Misleading political campaigns? No thanks, we’ve had enough, by Anna Kerr (22 March 2019). Who would have thought that seeking recognition and support for male victims of domestic violence occurs because the Men’s Rights Movement “denies the gendered nature of domestic violence”? Well, Team Harpy clearly does.
What did Tuesday’s Federal Budget actually do for women? We break it down (4 April 2019) Note that ‘Domestic Violence’ is listed as something we (women) “got”, so I guess male victims shouldn’t get their hopes up then? “But on the whole, women are not the winners in this budget“. Huh? Countless millions down for women, but apparently someone else’s way better off.
And then … “Prime Minister Scott Morrison will on Saturday announce a $75 million package to help women back into the workforce after looking after their children or elderly parents.
Mr Frydenberg said career checks will be aimed at women aged 30 to 45 so they can get professional advice and training.
Sport is also on the agenda for the prime minister, who will be campaigning in Melbourne.
Mr Morrison wants to spend $70 million on upgrading sports facilities and creating high performance facilities.
He’s also promised $15 million to set up a permanent home in Melbourne for the national women’s soccer team, the Matildas. Senator McKenzie said the government wants women athletes to have high performance facilities “just like the guys do”.” (Source)

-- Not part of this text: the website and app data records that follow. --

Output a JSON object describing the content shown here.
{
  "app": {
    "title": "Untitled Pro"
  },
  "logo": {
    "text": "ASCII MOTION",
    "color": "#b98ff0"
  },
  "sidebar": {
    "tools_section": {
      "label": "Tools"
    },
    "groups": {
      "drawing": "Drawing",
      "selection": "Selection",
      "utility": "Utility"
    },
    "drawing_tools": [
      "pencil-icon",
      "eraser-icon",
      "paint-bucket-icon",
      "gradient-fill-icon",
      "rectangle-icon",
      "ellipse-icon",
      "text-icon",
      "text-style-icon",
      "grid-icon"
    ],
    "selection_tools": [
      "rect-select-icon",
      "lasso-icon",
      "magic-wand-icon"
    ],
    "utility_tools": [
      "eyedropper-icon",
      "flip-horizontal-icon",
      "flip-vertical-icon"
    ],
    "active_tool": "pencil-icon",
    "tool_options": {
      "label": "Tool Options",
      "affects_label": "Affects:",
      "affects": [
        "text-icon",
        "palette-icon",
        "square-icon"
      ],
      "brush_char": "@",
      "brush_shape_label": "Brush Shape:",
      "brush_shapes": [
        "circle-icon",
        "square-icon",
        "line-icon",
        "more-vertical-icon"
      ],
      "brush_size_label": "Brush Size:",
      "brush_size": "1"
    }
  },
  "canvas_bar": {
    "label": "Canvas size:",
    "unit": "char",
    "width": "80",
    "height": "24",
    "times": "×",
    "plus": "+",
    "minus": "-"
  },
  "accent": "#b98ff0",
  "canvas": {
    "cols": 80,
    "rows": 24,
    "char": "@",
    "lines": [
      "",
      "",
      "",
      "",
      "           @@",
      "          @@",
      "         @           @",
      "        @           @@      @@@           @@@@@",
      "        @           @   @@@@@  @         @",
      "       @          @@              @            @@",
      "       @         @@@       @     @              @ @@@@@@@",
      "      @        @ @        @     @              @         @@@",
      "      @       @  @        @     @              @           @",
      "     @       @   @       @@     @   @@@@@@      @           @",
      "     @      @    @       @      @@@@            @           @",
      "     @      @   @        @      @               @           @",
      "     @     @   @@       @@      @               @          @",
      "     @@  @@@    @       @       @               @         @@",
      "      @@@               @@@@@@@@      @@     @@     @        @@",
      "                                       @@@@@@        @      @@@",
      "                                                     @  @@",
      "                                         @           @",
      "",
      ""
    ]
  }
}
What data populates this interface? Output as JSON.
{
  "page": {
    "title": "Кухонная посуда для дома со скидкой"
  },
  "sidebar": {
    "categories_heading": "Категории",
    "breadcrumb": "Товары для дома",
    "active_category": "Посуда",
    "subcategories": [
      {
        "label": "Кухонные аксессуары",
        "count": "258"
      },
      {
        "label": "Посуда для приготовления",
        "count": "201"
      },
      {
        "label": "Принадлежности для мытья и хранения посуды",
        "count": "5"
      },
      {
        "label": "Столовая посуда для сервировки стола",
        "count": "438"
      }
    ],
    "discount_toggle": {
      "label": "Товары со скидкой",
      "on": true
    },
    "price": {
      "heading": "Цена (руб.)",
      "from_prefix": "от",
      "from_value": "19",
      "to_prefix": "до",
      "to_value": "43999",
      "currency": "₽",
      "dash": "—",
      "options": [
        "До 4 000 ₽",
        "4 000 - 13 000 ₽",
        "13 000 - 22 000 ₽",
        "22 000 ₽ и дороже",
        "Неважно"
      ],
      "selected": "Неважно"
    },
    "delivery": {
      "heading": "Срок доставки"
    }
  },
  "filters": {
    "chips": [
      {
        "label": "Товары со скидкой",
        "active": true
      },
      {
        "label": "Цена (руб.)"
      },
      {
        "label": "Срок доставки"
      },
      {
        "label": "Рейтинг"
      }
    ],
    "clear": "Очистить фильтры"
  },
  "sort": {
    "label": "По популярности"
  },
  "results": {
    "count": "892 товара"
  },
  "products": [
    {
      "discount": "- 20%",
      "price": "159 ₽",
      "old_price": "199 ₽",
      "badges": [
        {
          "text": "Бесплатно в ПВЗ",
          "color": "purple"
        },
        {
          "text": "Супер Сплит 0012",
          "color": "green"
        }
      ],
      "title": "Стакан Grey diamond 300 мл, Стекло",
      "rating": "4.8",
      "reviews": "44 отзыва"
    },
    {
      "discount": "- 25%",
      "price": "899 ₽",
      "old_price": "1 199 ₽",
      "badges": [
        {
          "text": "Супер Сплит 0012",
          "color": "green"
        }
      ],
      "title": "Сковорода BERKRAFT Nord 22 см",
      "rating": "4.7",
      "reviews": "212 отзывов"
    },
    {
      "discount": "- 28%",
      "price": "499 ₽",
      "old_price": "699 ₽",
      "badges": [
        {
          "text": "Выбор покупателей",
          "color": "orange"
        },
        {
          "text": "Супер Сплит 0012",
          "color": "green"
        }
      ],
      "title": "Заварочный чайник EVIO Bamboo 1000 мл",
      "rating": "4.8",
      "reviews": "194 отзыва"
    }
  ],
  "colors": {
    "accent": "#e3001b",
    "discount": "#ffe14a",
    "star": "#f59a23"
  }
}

Existing party policies specifically related to gender (where one or more could be readily identified):
The Labor Party: Australian Women – Labor’s Plan for Equality. “A Shorten Labor Government will put achieving gender equality for Australian women at the centre of our priorities with a National Strategy for Gender Equality.” This translates into more than $1.2 billion in hand-outs.
In January 2019 I was blocked from the twitter stream of the CEO of NTV, Jacqui Watt, without explanation. I became aware of Jacqui’s stream via browsing the Twitter stream @OurWatch CEO, Patty Kinnersly. (Credit to Patty for not blocking me, although I am blocked from the OurWatch general account)
Until recently I regularly browsed the Twitter stream of an organisation known as the Australian Gender Equality Council (@ausgenderequal). Well I did until I was blocked after posting a benign response to one of their tweets. This occurred without any warning or explanation.
Their twitter stream was of interest due to the topics covered and as new tweets were added daily, despite the fact that their members never appeared to respond. But despite their name, their pro-feminist bias was ongoing and pervasive. Calling themselves a ‘gender equality’ council is just absurd. I don’t recall a single instance of a tweet being issued that had a supportive, or even sympathetic, stance on any issue negatively affecting men and boys.
They define themselves as a national not-for-profit organisation – here is their ACNC entry. I’m not sure about what public funding they currently receive, but a report lodged in December 2017 stated that they did not receive any grants “from the federal, state or local governments” (source).
“AGEC’s vision is simple – to achieve gender equality in Australia. Through high profile national awareness campaigns, advocacy and research, it aims to drive a cultural shift in Australia so that women and men have the same rights and opportunities across all sectors of the community. We believe that gender equality will be achieved when the different behaviours, aspirations and needs of women and men are equally valued, respected and are manifest in Australian society.
AGEC’s founding members collectively represent over 500,000 women and girls.”
Their two current projects are listed as a National Gender Equality program for high schools, and modelling the gender pay gap and superannuation outcomes for women.
I will add to this page as and when I locate additional information.
Update April 2019: I just tweeted Victoria Weekes (Board Chairman) to enquire about my ongoing blockage from their twitter stream. On this occasion I simply wanted to alert the AusGender folks to this rather interesting piece from Suzanne Venker.